Clinical laboratory scientists play a crucial role in the health care industry, especially in the present milieu. Even as the number of diagnostic methods and treatment avenues expand, health care institutions are looking for opportunities to cut costs and pare down staffs. Finding educated workers with multiple skills will become an important task for hospital administrators and other health care employers. Clinical laboratory scientists examine biological materials in labs to diagnose illness and test for disease. Job opportunities are excellent in the field and should stay that way for at least the next decade. This is just one reason to become a clinical laboratory scientist.

Clinical laboratory scientists test bodily fluids, blood, skin cells, and other biological material collected by medical professionals. Analysis may be as simple as observing matter under a microscope or as complicated as performing a computer analysis. More and more laboratory instruments are computer run, meaning that clinical laboratory scientists must be trained on the latest equipment. Their job is much more about analysis and diagnosis than in the past, when tests were conducted manually. Hours tend to be very regular and the environment is professional. The lack of need for patient care and interaction makes this job suited for people who are self-directed. If you want to work in the field of health care but are not a “people person,” this may be the job for you.

Clinical laboratory scientists are employed in hospitals and private medical practices as well as private and public clinical laboratories. There is work in blood banks and other stores of biological material. There is work available at pharmaceutical companies and for government regulatory agencies. The list is long and diverse. Knowing what kind of employer that you are targeting will be useful when pursuing an education. According to the latest findings of the Bureau of Labor Statistics, which studies employment and compensation in the American populace, salaries for clinical laboratory scientists are above average. While the median average annual wage is $36,280, salaries among the highest paid workers regularly top $50,000 annually. This compensation must be compared with educational requirements of becoming a clinical laboratory scientist but the educational investment that should pay off in the long run.

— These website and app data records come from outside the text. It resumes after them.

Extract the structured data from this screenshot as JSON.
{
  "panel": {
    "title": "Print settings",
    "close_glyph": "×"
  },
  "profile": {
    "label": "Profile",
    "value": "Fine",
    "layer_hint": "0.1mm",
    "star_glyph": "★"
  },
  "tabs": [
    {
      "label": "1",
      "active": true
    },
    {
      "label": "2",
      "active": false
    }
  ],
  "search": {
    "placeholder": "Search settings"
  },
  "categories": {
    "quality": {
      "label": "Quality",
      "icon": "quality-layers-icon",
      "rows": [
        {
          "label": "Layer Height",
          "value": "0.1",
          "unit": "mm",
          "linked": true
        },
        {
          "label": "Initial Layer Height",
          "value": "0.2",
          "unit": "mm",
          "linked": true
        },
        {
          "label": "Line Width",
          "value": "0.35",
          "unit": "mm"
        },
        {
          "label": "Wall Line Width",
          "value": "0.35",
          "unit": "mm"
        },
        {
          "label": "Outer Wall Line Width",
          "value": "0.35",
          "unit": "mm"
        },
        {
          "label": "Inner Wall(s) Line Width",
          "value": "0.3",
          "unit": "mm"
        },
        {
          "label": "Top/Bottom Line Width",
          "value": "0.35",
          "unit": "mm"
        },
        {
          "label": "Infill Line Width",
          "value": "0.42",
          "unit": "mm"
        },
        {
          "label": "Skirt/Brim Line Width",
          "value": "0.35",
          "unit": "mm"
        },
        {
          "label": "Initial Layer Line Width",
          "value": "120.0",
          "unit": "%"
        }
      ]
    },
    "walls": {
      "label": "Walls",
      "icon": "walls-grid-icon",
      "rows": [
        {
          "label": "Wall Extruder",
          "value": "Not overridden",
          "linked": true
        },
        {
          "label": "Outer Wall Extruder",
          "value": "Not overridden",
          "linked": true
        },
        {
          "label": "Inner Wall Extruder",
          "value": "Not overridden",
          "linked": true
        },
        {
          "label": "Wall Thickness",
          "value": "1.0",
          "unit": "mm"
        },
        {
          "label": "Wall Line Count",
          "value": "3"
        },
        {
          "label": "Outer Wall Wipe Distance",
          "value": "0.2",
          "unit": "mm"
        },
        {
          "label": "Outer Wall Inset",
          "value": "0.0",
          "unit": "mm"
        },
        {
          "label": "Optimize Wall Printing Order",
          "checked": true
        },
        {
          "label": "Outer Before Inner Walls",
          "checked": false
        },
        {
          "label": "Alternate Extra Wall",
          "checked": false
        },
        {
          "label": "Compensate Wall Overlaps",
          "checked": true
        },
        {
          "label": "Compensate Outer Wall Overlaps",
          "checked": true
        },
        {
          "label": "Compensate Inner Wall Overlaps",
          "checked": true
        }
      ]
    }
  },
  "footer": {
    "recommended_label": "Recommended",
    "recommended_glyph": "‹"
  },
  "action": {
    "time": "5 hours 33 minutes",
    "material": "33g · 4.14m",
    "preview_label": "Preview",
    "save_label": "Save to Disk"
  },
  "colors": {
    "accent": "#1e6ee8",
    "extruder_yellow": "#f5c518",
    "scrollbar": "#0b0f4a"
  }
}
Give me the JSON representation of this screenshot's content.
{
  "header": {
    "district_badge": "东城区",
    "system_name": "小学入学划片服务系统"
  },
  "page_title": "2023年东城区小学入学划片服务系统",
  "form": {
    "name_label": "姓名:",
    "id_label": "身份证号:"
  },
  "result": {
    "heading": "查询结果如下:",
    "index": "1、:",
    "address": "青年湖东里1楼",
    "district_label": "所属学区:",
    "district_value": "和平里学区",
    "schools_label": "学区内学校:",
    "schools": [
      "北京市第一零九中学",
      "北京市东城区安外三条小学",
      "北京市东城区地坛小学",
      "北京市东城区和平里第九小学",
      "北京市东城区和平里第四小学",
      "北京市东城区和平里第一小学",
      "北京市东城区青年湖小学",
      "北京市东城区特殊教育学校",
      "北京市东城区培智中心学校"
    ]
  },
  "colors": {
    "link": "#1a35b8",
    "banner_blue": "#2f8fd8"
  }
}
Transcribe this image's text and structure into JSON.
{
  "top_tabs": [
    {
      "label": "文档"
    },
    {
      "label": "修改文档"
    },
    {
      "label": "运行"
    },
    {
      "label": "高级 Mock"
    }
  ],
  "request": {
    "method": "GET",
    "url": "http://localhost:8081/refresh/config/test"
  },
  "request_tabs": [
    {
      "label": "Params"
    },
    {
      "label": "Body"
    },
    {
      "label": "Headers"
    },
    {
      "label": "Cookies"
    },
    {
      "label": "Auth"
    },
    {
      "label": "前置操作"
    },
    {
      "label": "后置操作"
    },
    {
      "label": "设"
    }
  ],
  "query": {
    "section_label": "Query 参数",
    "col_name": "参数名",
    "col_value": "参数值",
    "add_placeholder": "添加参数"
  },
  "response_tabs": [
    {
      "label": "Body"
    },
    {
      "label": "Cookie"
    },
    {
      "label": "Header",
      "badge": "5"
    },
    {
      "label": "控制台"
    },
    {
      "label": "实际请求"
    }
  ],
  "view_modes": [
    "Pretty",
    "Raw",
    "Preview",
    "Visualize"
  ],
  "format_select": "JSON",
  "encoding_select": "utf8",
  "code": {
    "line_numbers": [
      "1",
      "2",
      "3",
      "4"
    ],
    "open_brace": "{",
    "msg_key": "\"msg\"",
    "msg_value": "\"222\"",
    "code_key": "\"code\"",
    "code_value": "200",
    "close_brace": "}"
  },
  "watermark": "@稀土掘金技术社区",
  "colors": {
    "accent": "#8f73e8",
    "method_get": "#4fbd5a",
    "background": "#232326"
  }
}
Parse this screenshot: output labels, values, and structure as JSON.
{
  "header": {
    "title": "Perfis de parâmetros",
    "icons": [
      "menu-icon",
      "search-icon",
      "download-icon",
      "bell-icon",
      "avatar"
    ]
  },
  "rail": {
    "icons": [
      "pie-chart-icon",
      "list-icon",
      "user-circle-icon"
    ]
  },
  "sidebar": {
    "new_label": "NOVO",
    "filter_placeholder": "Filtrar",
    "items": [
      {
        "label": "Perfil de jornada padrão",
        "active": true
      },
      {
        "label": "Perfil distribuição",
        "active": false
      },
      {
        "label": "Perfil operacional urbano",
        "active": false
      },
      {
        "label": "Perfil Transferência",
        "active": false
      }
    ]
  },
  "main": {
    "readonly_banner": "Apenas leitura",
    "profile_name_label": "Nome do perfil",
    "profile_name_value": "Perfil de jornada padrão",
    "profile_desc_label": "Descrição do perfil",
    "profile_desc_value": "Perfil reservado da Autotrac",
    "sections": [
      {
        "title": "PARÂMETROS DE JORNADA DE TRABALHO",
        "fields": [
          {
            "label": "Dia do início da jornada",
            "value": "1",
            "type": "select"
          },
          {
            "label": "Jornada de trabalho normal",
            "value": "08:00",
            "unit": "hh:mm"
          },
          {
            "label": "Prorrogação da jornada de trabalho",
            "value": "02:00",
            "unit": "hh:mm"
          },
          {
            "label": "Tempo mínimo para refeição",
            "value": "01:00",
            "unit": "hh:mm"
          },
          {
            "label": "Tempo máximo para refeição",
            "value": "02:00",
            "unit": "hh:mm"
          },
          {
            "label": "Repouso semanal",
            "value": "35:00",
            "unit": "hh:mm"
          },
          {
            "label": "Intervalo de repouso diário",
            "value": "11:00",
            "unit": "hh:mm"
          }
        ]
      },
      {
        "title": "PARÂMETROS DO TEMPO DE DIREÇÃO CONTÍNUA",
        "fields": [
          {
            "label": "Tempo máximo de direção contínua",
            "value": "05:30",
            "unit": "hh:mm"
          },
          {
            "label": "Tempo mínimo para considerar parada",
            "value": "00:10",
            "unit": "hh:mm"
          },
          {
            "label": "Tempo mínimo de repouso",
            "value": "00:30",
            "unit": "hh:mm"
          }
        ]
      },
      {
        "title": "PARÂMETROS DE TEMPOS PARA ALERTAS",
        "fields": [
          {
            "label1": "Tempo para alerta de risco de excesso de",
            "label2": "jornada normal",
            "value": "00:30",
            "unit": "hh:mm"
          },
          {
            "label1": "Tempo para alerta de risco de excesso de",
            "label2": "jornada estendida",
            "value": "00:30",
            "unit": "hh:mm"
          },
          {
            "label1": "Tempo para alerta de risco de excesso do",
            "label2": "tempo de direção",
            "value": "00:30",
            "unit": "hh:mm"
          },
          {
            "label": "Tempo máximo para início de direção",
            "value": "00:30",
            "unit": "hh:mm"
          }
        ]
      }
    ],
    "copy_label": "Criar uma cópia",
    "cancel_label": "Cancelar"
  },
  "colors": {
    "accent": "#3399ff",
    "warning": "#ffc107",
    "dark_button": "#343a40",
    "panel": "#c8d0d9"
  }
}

Many professionals working as clinical laboratory scientists have gained a bachelor’s degree in the discipline. The major is offered at many universities. Another option is to attend a program at a teaching hospital. Students will study general science, especially biology, genetics, anatomy, and physiology. There will be coursework in microbiology and immunology. Many classes will focus on diagnostic imaging, examining the different methods scientists use to examine the inner workings of bodies and cells. Classes will include lectures and practical clinical courses. There are advantages to specializing in a particular kind of clinical laboratory science like immunology or cytotechnology. Specializing has been shown to increase earnings potential over a career.

Beyond a degree, job training is especially important in achieving employment and success. Hospitals and other employers have their own rules and procedures that need to be learned and practiced. Taking an internship is a good way to get noticed by a prospective employer. There are also professional associations for clinical laboratory scientists who offer members continuing education, networking opportunities, and even scholarships. Once you have become a clinical laboratory scientist, there are many venues for advancement. Administration is one path that can lead to higher salaries and increased responsibilities. Adding degrees and certificates can lead to specialization or further movement up the career ladder.

Last Updated: 05/22/2014